→ **Exercise description**:
Here are some records. Print all of them exactly.

Data excerpts

○ ○ ○ ○ ○

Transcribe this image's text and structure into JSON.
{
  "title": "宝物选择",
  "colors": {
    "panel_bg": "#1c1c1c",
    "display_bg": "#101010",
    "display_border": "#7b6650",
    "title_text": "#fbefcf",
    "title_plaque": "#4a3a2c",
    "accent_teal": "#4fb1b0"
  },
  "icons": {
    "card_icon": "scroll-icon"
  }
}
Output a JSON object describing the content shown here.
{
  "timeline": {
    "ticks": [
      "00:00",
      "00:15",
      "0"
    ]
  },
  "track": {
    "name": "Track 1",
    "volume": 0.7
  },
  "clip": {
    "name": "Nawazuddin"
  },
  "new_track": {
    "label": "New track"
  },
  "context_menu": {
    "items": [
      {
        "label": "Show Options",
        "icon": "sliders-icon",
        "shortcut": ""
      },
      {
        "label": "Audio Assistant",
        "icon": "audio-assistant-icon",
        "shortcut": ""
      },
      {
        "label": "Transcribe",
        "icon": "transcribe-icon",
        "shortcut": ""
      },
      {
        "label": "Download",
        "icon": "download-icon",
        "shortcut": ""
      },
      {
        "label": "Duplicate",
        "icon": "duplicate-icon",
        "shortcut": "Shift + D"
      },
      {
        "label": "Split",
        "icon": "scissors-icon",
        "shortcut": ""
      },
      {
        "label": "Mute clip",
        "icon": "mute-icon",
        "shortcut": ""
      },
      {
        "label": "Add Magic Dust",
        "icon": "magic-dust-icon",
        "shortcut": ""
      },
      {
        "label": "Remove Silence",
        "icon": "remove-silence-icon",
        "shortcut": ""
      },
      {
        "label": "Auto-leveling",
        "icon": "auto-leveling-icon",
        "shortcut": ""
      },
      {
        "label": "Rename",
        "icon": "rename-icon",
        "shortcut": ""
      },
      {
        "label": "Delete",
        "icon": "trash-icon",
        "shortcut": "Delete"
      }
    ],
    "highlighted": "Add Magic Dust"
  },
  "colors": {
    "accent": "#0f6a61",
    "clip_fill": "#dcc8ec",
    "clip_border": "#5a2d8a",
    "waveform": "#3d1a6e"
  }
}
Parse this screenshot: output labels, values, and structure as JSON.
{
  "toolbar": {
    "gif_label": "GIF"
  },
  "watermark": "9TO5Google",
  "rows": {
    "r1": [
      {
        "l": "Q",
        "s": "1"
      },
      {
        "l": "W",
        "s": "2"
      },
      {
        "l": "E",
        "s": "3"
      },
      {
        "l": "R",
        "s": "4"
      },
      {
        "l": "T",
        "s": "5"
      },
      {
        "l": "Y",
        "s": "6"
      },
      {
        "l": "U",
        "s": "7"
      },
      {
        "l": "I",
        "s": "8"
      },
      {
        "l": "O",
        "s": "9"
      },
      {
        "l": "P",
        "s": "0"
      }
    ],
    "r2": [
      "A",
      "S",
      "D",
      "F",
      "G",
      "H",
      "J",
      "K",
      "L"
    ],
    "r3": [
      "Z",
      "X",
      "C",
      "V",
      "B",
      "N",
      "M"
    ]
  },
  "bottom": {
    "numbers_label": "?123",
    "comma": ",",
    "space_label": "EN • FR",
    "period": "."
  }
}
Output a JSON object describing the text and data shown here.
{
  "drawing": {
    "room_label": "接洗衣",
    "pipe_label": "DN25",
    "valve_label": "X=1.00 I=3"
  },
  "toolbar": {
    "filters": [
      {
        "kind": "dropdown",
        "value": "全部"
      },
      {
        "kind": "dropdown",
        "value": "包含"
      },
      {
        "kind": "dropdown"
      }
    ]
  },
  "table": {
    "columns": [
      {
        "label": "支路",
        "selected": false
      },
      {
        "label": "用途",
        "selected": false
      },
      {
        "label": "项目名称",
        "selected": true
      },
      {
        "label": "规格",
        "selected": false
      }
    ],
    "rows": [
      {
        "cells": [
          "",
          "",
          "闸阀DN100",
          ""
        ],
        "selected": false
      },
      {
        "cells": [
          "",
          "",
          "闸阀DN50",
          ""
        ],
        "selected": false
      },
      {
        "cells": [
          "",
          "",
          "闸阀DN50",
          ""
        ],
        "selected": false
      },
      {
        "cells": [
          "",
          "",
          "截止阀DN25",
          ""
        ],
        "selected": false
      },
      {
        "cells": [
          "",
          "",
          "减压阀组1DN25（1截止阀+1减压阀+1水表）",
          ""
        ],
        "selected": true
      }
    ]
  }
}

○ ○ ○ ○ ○

→ **Reply**:
Transcribe this image's text and structure into JSON.
{
  "title": "宝物选择",
  "colors": {
    "panel_bg": "#1c1c1c",
    "display_bg": "#101010",
    "display_border": "#7b6650",
    "title_text": "#fbefcf",
    "title_plaque": "#4a3a2c",
    "accent_teal": "#4fb1b0"
  },
  "icons": {
    "card_icon": "scroll-icon"
  }
}
Output a JSON object describing the content shown here.
{
  "timeline": {
    "ticks": [
      "00:00",
      "00:15",
      "0"
    ]
  },
  "track": {
    "name": "Track 1",
    "volume": 0.7
  },
  "clip": {
    "name": "Nawazuddin"
  },
  "new_track": {
    "label": "New track"
  },
  "context_menu": {
    "items": [
      {
        "label": "Show Options",
        "icon": "sliders-icon",
        "shortcut": ""
      },
      {
        "label": "Audio Assistant",
        "icon": "audio-assistant-icon",
        "shortcut": ""
      },
      {
        "label": "Transcribe",
        "icon": "transcribe-icon",
        "shortcut": ""
      },
      {
        "label": "Download",
        "icon": "download-icon",
        "shortcut": ""
      },
      {
        "label": "Duplicate",
        "icon": "duplicate-icon",
        "shortcut": "Shift + D"
      },
      {
        "label": "Split",
        "icon": "scissors-icon",
        "shortcut": ""
      },
      {
        "label": "Mute clip",
        "icon": "mute-icon",
        "shortcut": ""
      },
      {
        "label": "Add Magic Dust",
        "icon": "magic-dust-icon",
        "shortcut": ""
      },
      {
        "label": "Remove Silence",
        "icon": "remove-silence-icon",
        "shortcut": ""
      },
      {
        "label": "Auto-leveling",
        "icon": "auto-leveling-icon",
        "shortcut": ""
      },
      {
        "label": "Rename",
        "icon": "rename-icon",
        "shortcut": ""
      },
      {
        "label": "Delete",
        "icon": "trash-icon",
        "shortcut": "Delete"
      }
    ],
    "highlighted": "Add Magic Dust"
  },
  "colors": {
    "accent": "#0f6a61",
    "clip_fill": "#dcc8ec",
    "clip_border": "#5a2d8a",
    "waveform": "#3d1a6e"
  }
}
Parse this screenshot: output labels, values, and structure as JSON.
{
  "toolbar": {
    "gif_label": "GIF"
  },
  "watermark": "9TO5Google",
  "rows": {
    "r1": [
      {
        "l": "Q",
        "s": "1"
      },
      {
        "l": "W",
        "s": "2"
      },
      {
        "l": "E",
        "s": "3"
      },
      {
        "l": "R",
        "s": "4"
      },
      {
        "l": "T",
        "s": "5"
      },
      {
        "l": "Y",
        "s": "6"
      },
      {
        "l": "U",
        "s": "7"
      },
      {
        "l": "I",
        "s": "8"
      },
      {
        "l": "O",
        "s": "9"
      },
      {
        "l": "P",
        "s": "0"
      }
    ],
    "r2": [
      "A",
      "S",
      "D",
      "F",
      "G",
      "H",
      "J",
      "K",
      "L"
    ],
    "r3": [
      "Z",
      "X",
      "C",
      "V",
      "B",
      "N",
      "M"
    ]
  },
  "bottom": {
    "numbers_label": "?123",
    "comma": ",",
    "space_label": "EN • FR",
    "period": "."
  }
}
Output a JSON object describing the text and data shown here.
{
  "drawing": {
    "room_label": "接洗衣",
    "pipe_label": "DN25",
    "valve_label": "X=1.00 I=3"
  },
  "toolbar": {
    "filters": [
      {
        "kind": "dropdown",
        "value": "全部"
      },
      {
        "kind": "dropdown",
        "value": "包含"
      },
      {
        "kind": "dropdown"
      }
    ]
  },
  "table": {
    "columns": [
      {
        "label": "支路",
        "selected": false
      },
      {
        "label": "用途",
        "selected": false
      },
      {
        "label": "项目名称",
        "selected": true
      },
      {
        "label": "规格",
        "selected": false
      }
    ],
    "rows": [
      {
        "cells": [
          "",
          "",
          "闸阀DN100",
          ""
        ],
        "selected": false
      },
      {
        "cells": [
          "",
          "",
          "闸阀DN50",
          ""
        ],
        "selected": false
      },
      {
        "cells": [
          "",
          "",
          "闸阀DN50",
          ""
        ],
        "selected": false
      },
      {
        "cells": [
          "",
          "",
          "截止阀DN25",
          ""
        ],
        "selected": false
      },
      {
        "cells": [
          "",
          "",
          "减压阀组1DN25（1截止阀+1减压阀+1水表）",
          ""
        ],
        "selected": true
      }
    ]
  }
}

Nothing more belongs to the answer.